The first railways on Fiji were 2ft 6in (762mm) gauge lines constructed for the haulage of sugar cane. The first steam locomotive operated in 1882.
Subsequent development of the system on the two main islands of Viti Levu and Vanua Levu was mainly to 2ft (610mm) gauge. At its maximum extent there were over 700km of line. By an arrangement with the government, a free passenger service operated once or twice a week on one of the major routes, but this service was withdrawn in 1973.
In the early years of the 21st century progressively more and more cane traffic was transferred from rail to road, leading to traffic congestion on inadequate roads, as well as problems of pollution and demands on foreign exchange resources to pay for imported fuel. By 2009 only some 590km of the network remained in use. Thus the government asked the Fiji Sugar Corporation, as owners and operators of the railway, to rehabilitate track and locomotives and to encourage the transport of cane by rail. Almost the whole of the original network is now again in use and carries at least half of the total sugar production.

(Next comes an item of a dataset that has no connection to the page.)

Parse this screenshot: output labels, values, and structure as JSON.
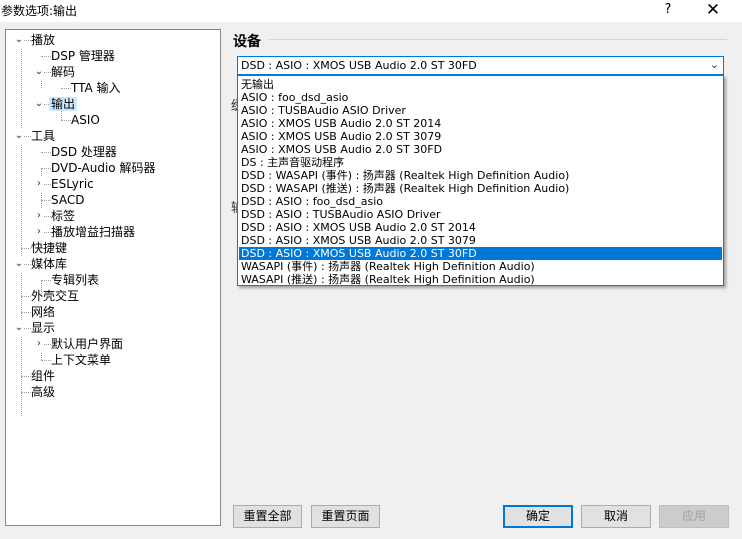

A tourist train, recreating the free train, operates over a section of line at Sigatoka on the south coast of Viti Levu. This was for several years operated by a steam locomotive but is now usually diesel hauled.
Flag image from CIA World Factbook